» **TO DO**:
Where "arrow" occurs in a line of the entries below, copy that line.

» **RECORDS SHOWN**:
----

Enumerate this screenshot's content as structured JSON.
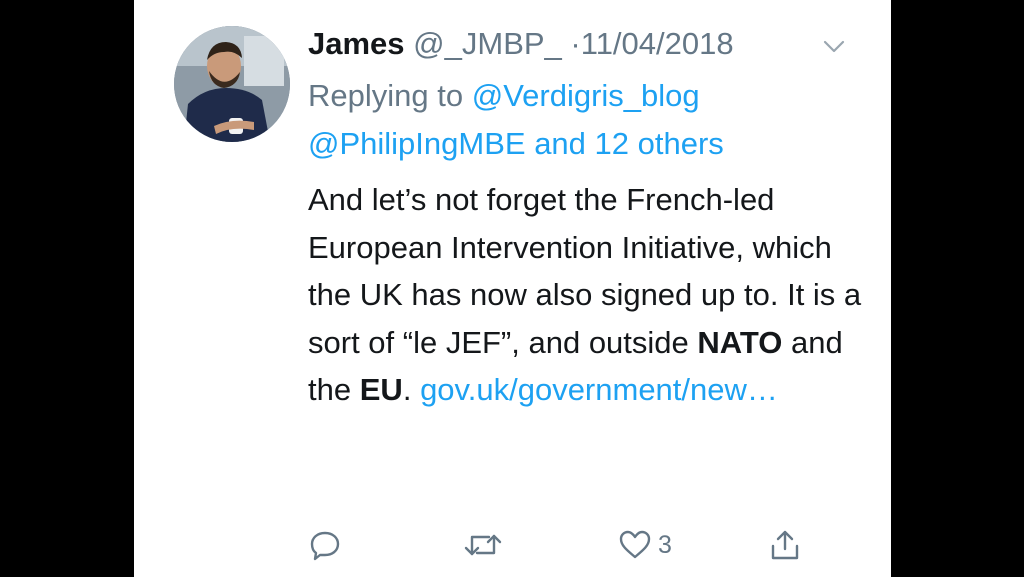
{
  "tweet": {
    "author_name": "James",
    "author_handle": "@_JMBP_",
    "separator": "·",
    "date": "11/04/2018",
    "replying_prefix": "Replying to",
    "reply_to_1": "@Verdigris_blog",
    "reply_to_2": "@PhilipIngMBE",
    "reply_others": "and 12 others",
    "body_1": "And let’s not forget the French-led European Intervention Initiative, which the UK has now also signed up to. It is a sort of “le JEF”, and outside",
    "body_bold_1": "NATO",
    "body_2": "and the",
    "body_bold_2": "EU",
    "body_3": ".",
    "body_link": "gov.uk/government/new…",
    "like_count": "3"
  },
  "icons": [
    "avatar",
    "chevron-down-icon",
    "reply-icon",
    "retweet-icon",
    "like-icon",
    "share-icon"
  ],
  "colors": {
    "link": "#1da1f2",
    "secondary_text": "#657786",
    "primary_text": "#14171a",
    "background": "#ffffff",
    "letterbox": "#000000"
  }
}
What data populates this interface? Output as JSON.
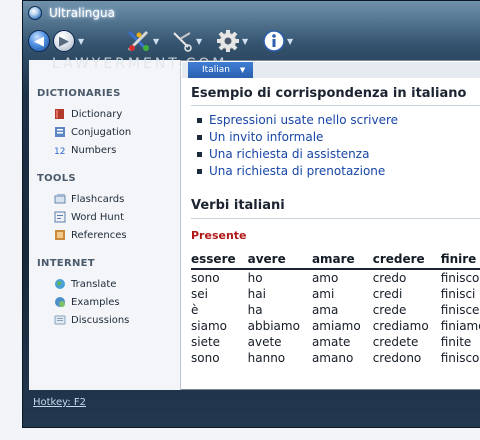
{
  "window": {
    "title": "Ultralingua",
    "watermark": "LAWYERMENT.COM"
  },
  "toolbar": {
    "back_icon": "back-arrow-icon",
    "forward_icon": "forward-arrow-icon",
    "tools_icon": "tools-icon",
    "scissors_icon": "scissors-icon",
    "settings_icon": "gear-icon",
    "info_icon": "info-icon"
  },
  "language_tab": {
    "label": "Italian",
    "arrow": "▼"
  },
  "sidebar": {
    "sections": [
      {
        "title": "DICTIONARIES",
        "items": [
          {
            "label": "Dictionary",
            "icon": "book-icon"
          },
          {
            "label": "Conjugation",
            "icon": "conjugation-icon"
          },
          {
            "label": "Numbers",
            "icon": "numbers-icon"
          }
        ]
      },
      {
        "title": "TOOLS",
        "items": [
          {
            "label": "Flashcards",
            "icon": "flashcards-icon"
          },
          {
            "label": "Word Hunt",
            "icon": "word-hunt-icon"
          },
          {
            "label": "References",
            "icon": "references-icon"
          }
        ]
      },
      {
        "title": "INTERNET",
        "items": [
          {
            "label": "Translate",
            "icon": "globe-icon"
          },
          {
            "label": "Examples",
            "icon": "examples-icon"
          },
          {
            "label": "Discussions",
            "icon": "discussions-icon"
          }
        ]
      }
    ]
  },
  "content": {
    "heading": "Esempio di corrispondenza in italiano",
    "links": [
      "Espressioni usate nello scrivere",
      "Un invito informale",
      "Una richiesta di assistenza",
      "Una richiesta di prenotazione"
    ],
    "verbs_heading": "Verbi italiani",
    "tense": "Presente",
    "table": {
      "headers": [
        "essere",
        "avere",
        "amare",
        "credere",
        "finire"
      ],
      "rows": [
        [
          "sono",
          "ho",
          "amo",
          "credo",
          "finisco"
        ],
        [
          "sei",
          "hai",
          "ami",
          "credi",
          "finisci"
        ],
        [
          "è",
          "ha",
          "ama",
          "crede",
          "finisce"
        ],
        [
          "siamo",
          "abbiamo",
          "amiamo",
          "crediamo",
          "finiamo"
        ],
        [
          "siete",
          "avete",
          "amate",
          "credete",
          "finite"
        ],
        [
          "sono",
          "hanno",
          "amano",
          "credono",
          "finiscono"
        ]
      ]
    }
  },
  "statusbar": {
    "hotkey": "Hotkey: F2"
  },
  "colors": {
    "frame": "#1d3248",
    "link": "#1846a6",
    "tense": "#b11818",
    "tab": "#2a5fae"
  }
}
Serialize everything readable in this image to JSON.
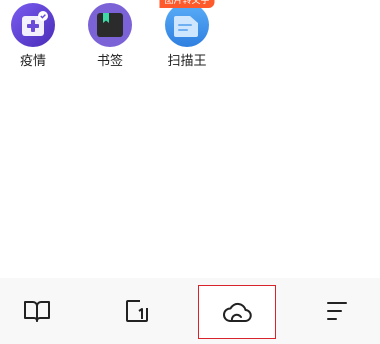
{
  "apps": [
    {
      "label": "疫情",
      "icon": "epidemic-icon",
      "color": "#5b3fd1"
    },
    {
      "label": "书签",
      "icon": "bookmark-icon",
      "color": "#6b52c9"
    },
    {
      "label": "扫描王",
      "icon": "scanner-icon",
      "color": "#3d8ee8",
      "badge": "图片转文字",
      "badge_color": "#ff5a2c"
    }
  ],
  "tabbar": {
    "tabs": [
      {
        "icon": "book-icon"
      },
      {
        "icon": "tab-window-icon"
      },
      {
        "icon": "cloud-icon",
        "selected": true
      },
      {
        "icon": "menu-icon"
      }
    ],
    "selected_border_color": "#d9232a"
  }
}
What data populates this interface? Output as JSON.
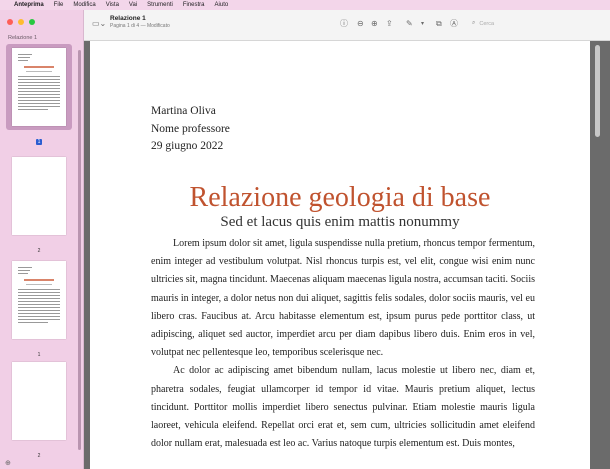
{
  "menubar": {
    "app": "Anteprima",
    "items": [
      "File",
      "Modifica",
      "Vista",
      "Vai",
      "Strumenti",
      "Finestra",
      "Aiuto"
    ]
  },
  "sidebar": {
    "title": "Relazione 1",
    "thumbnails": [
      {
        "label": "1",
        "selected": true
      },
      {
        "label": "2",
        "selected": false
      },
      {
        "label": "1",
        "selected": false
      },
      {
        "label": "2",
        "selected": false
      }
    ]
  },
  "toolbar": {
    "doc_title": "Relazione 1",
    "doc_subtitle": "Pagina 1 di 4 — Modificato",
    "search_placeholder": "Cerca"
  },
  "document": {
    "author": "Martina Oliva",
    "professor": "Nome professore",
    "date": "29 giugno 2022",
    "title": "Relazione geologia di base",
    "subtitle": "Sed et lacus quis enim mattis nonummy",
    "paragraph1": "Lorem ipsum dolor sit amet, ligula suspendisse nulla pretium, rhoncus tempor fermentum, enim integer ad vestibulum volutpat. Nisl rhoncus turpis est, vel elit, congue wisi enim nunc ultricies sit, magna tincidunt. Maecenas aliquam maecenas ligula nostra, accumsan taciti. Sociis mauris in integer, a dolor netus non dui aliquet, sagittis felis sodales, dolor sociis mauris, vel eu libero cras. Faucibus at. Arcu habitasse elementum est, ipsum purus pede porttitor class, ut adipiscing, aliquet sed auctor, imperdiet arcu per diam dapibus libero duis. Enim eros in vel, volutpat nec pellentesque leo, temporibus scelerisque nec.",
    "paragraph2": "Ac dolor ac adipiscing amet bibendum nullam, lacus molestie ut libero nec, diam et, pharetra sodales, feugiat ullamcorper id tempor id vitae. Mauris pretium aliquet, lectus tincidunt. Porttitor mollis imperdiet libero senectus pulvinar. Etiam molestie mauris ligula laoreet, vehicula eleifend. Repellat orci erat et, sem cum, ultricies sollicitudin amet eleifend dolor nullam erat, malesuada est leo ac. Varius natoque turpis elementum est. Duis montes,"
  }
}
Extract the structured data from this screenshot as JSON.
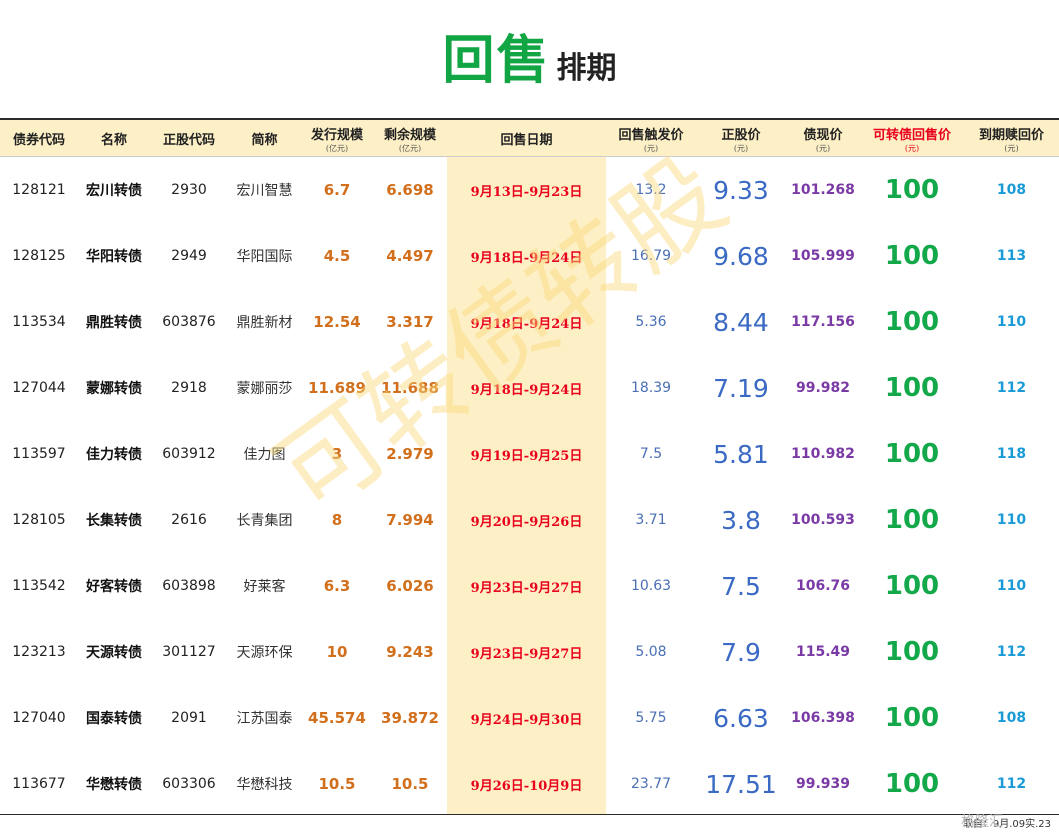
{
  "title": {
    "main": "回售",
    "sub": "排期"
  },
  "watermark": "可转债转股",
  "columns": [
    {
      "label": "债券代码",
      "unit": ""
    },
    {
      "label": "名称",
      "unit": ""
    },
    {
      "label": "正股代码",
      "unit": ""
    },
    {
      "label": "简称",
      "unit": ""
    },
    {
      "label": "发行规模",
      "unit": "(亿元)"
    },
    {
      "label": "剩余规模",
      "unit": "(亿元)"
    },
    {
      "label": "回售日期",
      "unit": ""
    },
    {
      "label": "回售触发价",
      "unit": "(元)"
    },
    {
      "label": "正股价",
      "unit": "(元)"
    },
    {
      "label": "债现价",
      "unit": "(元)"
    },
    {
      "label": "可转债回售价",
      "unit": "(元)"
    },
    {
      "label": "到期赎回价",
      "unit": "(元)"
    }
  ],
  "rows": [
    [
      "128121",
      "宏川转债",
      "2930",
      "宏川智慧",
      "6.7",
      "6.698",
      "9月13日-9月23日",
      "13.2",
      "9.33",
      "101.268",
      "100",
      "108"
    ],
    [
      "128125",
      "华阳转债",
      "2949",
      "华阳国际",
      "4.5",
      "4.497",
      "9月18日-9月24日",
      "16.79",
      "9.68",
      "105.999",
      "100",
      "113"
    ],
    [
      "113534",
      "鼎胜转债",
      "603876",
      "鼎胜新材",
      "12.54",
      "3.317",
      "9月18日-9月24日",
      "5.36",
      "8.44",
      "117.156",
      "100",
      "110"
    ],
    [
      "127044",
      "蒙娜转债",
      "2918",
      "蒙娜丽莎",
      "11.689",
      "11.688",
      "9月18日-9月24日",
      "18.39",
      "7.19",
      "99.982",
      "100",
      "112"
    ],
    [
      "113597",
      "佳力转债",
      "603912",
      "佳力图",
      "3",
      "2.979",
      "9月19日-9月25日",
      "7.5",
      "5.81",
      "110.982",
      "100",
      "118"
    ],
    [
      "128105",
      "长集转债",
      "2616",
      "长青集团",
      "8",
      "7.994",
      "9月20日-9月26日",
      "3.71",
      "3.8",
      "100.593",
      "100",
      "110"
    ],
    [
      "113542",
      "好客转债",
      "603898",
      "好莱客",
      "6.3",
      "6.026",
      "9月23日-9月27日",
      "10.63",
      "7.5",
      "106.76",
      "100",
      "110"
    ],
    [
      "123213",
      "天源转债",
      "301127",
      "天源环保",
      "10",
      "9.243",
      "9月23日-9月27日",
      "5.08",
      "7.9",
      "115.49",
      "100",
      "112"
    ],
    [
      "127040",
      "国泰转债",
      "2091",
      "江苏国泰",
      "45.574",
      "39.872",
      "9月24日-9月30日",
      "5.75",
      "6.63",
      "106.398",
      "100",
      "108"
    ],
    [
      "113677",
      "华懋转债",
      "603306",
      "华懋科技",
      "10.5",
      "10.5",
      "9月26日-10月9日",
      "23.77",
      "17.51",
      "99.939",
      "100",
      "112"
    ]
  ],
  "footer": "取自：9月.09实.23",
  "brand": "格隆汇"
}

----

» **ANSWER TO THIS TASK**:
    "back_icon": "back-arrow-icon",
    "forward_icon": "forward-arrow-icon",
    "arrow": "▼"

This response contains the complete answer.